“And she said, you know, ‘Dad, is there anything that we can do to help?’ And so that got me thinking,” Manson said.
The photo above shows the first ambulance Manson sent over. He has sent 18 of them so far.
“This is why America is such a special place, that we are willing to dig deep,” Sen. Mark Warner (D – Virginia) said.
Friday, the contribution was celebrated by state and local leaders, including Sen. Warner, who helped load some of the supplies and wrote their names and messages of support on the vehicle.
“This in so many ways represents kind of the heart of who we are as Americans,” Warner said. “We send assistance to our government, but we also make these kinds of charitable contributions.”
RAA CEO Chip Decker said the decision to help out was an easy one.
“To be able to take an idea and use it to help people, especially people that are so deserving,” Decker said.

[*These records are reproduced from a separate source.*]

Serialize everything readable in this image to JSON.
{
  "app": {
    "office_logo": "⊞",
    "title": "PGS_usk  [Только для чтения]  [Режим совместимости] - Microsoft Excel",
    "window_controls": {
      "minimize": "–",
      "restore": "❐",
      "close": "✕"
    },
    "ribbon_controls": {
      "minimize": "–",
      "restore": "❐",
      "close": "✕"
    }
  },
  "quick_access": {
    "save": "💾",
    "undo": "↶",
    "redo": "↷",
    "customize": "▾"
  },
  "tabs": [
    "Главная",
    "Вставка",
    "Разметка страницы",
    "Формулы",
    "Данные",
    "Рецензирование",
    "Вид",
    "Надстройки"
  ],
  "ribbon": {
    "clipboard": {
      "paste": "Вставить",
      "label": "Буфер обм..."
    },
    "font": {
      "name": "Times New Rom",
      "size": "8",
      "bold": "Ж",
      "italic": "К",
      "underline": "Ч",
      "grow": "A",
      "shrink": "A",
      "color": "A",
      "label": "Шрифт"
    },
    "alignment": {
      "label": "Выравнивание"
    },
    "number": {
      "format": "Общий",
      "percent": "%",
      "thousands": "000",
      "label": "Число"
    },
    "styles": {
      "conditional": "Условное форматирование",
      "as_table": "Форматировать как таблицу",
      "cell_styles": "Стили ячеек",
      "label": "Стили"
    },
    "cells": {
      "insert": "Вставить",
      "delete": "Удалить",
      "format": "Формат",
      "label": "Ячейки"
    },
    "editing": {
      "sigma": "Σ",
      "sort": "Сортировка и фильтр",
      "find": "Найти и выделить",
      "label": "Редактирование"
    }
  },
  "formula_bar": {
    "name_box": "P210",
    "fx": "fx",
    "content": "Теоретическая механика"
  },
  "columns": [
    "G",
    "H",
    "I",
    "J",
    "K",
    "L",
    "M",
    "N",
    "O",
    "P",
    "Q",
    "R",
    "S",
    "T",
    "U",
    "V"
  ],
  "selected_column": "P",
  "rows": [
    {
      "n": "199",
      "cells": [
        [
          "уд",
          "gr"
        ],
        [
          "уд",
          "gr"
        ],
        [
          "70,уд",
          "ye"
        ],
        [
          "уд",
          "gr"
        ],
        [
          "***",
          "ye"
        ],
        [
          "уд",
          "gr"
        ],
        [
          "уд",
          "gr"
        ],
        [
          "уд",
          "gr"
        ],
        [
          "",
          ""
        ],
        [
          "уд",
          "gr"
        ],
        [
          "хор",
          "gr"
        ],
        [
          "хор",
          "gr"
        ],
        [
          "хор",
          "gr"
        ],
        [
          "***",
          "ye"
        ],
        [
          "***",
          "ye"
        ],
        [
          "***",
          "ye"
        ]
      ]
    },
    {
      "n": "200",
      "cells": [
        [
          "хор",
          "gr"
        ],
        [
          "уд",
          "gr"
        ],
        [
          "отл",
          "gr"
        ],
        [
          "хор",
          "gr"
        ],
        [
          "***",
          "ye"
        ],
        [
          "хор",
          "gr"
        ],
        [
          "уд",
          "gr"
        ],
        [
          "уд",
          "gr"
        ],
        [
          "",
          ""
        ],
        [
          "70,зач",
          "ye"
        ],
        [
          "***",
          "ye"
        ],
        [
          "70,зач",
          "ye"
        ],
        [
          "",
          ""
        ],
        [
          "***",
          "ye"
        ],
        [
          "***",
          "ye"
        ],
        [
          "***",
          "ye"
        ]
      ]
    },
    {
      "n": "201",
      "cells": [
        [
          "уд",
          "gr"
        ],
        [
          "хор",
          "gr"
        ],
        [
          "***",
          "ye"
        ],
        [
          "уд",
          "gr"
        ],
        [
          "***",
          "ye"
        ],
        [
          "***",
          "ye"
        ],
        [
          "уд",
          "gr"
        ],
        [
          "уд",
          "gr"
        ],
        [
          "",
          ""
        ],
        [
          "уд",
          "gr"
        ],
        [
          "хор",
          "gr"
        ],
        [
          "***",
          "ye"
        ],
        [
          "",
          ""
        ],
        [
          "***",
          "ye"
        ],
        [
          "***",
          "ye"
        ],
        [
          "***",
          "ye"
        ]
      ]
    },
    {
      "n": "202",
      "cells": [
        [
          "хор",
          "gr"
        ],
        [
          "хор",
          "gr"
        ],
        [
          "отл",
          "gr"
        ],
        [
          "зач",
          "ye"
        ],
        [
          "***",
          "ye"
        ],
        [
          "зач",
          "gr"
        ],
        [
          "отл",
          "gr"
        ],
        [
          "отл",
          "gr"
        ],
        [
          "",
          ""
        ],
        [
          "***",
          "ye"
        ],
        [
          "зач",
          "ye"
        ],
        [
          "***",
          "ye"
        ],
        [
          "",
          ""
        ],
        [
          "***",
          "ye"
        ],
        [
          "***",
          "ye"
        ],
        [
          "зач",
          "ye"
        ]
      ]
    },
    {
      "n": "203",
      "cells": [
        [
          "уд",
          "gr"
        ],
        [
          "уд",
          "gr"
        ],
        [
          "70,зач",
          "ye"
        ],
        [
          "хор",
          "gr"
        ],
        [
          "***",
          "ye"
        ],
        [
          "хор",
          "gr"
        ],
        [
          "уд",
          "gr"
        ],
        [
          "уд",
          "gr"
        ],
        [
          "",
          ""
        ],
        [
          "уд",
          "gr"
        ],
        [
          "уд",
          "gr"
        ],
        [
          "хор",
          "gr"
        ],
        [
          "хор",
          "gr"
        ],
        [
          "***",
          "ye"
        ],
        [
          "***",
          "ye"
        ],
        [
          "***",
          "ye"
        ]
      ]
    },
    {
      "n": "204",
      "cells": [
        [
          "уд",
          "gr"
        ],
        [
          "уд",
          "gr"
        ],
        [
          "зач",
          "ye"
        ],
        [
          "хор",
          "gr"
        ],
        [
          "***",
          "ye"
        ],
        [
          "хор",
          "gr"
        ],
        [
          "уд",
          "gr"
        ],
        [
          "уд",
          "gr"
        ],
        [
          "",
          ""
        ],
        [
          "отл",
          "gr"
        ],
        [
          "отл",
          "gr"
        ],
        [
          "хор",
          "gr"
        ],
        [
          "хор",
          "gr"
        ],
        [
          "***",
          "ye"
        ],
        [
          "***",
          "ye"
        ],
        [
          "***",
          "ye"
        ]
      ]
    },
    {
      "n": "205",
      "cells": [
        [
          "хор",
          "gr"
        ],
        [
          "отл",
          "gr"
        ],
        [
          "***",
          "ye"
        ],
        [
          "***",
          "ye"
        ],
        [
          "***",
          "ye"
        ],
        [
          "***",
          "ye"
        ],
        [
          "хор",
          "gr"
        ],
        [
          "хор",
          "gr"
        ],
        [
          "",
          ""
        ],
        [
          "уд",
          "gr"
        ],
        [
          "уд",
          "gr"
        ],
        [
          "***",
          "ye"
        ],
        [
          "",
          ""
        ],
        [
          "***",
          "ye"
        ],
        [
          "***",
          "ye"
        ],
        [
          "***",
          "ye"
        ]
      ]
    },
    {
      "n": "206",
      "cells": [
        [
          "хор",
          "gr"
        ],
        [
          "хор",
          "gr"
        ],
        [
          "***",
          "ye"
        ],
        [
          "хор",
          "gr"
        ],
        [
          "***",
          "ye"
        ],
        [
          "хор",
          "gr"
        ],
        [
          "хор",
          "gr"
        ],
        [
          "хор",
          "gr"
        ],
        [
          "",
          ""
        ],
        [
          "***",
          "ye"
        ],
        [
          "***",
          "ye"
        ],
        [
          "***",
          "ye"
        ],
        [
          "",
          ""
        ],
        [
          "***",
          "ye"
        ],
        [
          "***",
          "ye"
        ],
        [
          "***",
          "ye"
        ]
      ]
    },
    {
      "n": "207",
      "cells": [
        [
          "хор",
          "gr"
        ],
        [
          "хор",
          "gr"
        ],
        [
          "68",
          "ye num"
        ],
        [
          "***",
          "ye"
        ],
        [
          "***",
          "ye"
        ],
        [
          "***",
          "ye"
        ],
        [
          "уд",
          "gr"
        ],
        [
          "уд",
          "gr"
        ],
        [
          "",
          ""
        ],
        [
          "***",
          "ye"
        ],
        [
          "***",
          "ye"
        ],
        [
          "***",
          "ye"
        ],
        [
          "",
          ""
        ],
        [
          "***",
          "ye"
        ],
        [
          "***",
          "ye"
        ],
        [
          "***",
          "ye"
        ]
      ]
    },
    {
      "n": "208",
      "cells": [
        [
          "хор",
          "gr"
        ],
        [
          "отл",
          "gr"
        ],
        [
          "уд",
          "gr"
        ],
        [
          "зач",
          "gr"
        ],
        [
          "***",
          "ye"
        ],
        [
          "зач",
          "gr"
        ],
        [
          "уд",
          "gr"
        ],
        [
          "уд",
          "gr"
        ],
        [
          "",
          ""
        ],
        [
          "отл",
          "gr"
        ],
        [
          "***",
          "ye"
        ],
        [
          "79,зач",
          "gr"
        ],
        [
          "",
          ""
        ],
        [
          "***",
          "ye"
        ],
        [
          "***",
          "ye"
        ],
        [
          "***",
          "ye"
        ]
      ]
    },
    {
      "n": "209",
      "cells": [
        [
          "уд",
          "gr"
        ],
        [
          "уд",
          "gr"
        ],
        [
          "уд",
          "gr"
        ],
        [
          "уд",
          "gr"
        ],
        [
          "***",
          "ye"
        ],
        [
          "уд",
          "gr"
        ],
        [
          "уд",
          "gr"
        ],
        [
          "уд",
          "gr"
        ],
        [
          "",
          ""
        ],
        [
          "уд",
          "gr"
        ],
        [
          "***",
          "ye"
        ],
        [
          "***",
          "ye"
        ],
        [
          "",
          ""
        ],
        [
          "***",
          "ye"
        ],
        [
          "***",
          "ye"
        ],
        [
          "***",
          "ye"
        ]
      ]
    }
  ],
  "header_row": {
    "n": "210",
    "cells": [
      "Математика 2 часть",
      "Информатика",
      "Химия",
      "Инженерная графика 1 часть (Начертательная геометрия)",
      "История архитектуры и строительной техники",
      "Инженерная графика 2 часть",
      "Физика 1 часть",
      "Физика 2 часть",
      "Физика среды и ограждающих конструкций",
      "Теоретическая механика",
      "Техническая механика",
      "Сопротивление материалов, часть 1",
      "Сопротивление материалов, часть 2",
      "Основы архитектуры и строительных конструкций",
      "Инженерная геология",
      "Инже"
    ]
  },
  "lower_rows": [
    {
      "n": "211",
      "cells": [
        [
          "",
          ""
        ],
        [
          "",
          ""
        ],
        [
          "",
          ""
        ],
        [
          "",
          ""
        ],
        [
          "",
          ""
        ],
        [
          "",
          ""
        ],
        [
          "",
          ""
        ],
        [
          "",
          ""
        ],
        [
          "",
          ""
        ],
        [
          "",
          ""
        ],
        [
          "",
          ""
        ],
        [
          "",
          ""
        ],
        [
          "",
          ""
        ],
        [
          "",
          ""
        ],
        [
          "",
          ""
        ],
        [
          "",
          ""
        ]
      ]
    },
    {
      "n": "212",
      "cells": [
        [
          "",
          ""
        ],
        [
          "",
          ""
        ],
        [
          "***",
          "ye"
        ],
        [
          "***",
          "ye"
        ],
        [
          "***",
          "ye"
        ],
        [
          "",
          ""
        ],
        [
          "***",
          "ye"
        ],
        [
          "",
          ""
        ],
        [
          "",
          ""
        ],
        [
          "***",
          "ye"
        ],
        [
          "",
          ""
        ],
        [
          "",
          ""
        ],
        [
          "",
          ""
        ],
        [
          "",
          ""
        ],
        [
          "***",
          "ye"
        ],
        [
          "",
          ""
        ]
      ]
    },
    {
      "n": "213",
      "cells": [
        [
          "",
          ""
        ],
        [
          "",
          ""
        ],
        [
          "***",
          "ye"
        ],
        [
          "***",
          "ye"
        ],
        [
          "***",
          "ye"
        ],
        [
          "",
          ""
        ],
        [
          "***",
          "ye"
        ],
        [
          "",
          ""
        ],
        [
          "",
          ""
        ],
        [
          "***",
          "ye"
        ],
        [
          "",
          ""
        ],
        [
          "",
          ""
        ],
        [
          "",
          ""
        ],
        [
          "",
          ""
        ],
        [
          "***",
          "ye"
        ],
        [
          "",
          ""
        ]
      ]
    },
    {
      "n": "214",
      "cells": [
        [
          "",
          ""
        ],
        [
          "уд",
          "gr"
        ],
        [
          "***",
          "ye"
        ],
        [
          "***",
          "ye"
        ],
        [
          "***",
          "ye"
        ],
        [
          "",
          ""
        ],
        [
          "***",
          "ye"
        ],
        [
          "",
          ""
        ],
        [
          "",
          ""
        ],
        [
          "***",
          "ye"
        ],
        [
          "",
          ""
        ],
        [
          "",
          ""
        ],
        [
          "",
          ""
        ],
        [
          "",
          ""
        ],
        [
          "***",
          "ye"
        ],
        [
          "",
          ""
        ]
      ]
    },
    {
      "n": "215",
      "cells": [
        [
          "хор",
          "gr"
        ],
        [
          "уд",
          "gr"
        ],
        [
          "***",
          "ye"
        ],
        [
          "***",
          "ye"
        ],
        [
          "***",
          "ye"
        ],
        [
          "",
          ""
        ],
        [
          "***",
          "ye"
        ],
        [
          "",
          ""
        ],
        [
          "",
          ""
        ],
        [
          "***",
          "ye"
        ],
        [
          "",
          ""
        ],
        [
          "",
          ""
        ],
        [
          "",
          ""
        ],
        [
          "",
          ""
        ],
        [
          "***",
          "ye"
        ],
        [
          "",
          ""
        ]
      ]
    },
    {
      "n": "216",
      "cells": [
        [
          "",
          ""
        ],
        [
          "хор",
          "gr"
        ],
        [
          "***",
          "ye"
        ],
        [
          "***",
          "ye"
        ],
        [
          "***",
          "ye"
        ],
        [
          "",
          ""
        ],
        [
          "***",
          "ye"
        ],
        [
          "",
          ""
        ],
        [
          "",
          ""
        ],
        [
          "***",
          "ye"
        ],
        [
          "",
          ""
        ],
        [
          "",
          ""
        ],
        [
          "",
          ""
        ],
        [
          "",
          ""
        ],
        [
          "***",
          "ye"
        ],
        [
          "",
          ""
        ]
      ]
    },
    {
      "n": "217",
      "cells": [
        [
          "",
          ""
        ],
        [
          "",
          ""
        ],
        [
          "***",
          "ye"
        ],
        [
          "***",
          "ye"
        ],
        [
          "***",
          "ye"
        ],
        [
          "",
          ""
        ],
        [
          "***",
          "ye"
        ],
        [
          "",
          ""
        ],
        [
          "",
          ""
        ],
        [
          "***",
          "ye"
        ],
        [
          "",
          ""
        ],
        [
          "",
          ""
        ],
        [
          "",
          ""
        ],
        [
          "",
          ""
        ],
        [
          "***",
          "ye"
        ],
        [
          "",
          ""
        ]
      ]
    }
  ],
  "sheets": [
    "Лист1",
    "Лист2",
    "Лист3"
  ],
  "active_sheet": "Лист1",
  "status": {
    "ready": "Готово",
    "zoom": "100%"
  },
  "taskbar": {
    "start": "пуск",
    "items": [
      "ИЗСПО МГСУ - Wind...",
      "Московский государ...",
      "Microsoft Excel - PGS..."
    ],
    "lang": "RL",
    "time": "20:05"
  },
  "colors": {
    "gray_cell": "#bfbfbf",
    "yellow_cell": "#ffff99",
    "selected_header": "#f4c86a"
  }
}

Manson said Richmond’s ambulance is likely going to a fire department in a city that’s seen missile and drone strikes.
In the end, he says the work they’re doing not only helps the Ukrainians in their fight, but let’s them know they’re not alone.
“We’re not doing the hard, heavy lifting, but we care. And we’re trying to do what we can to help,” Manson said. “Honestly the reactions I’ve seen from people, and the conversations I’ve had, I think that’s maybe not as important, but it’s almost as important.”
People signed their names and added messages of support on the ambulance. RAA officials said they will leave the ambulance in the lot until Nov. 9, so the public can leave messages, too.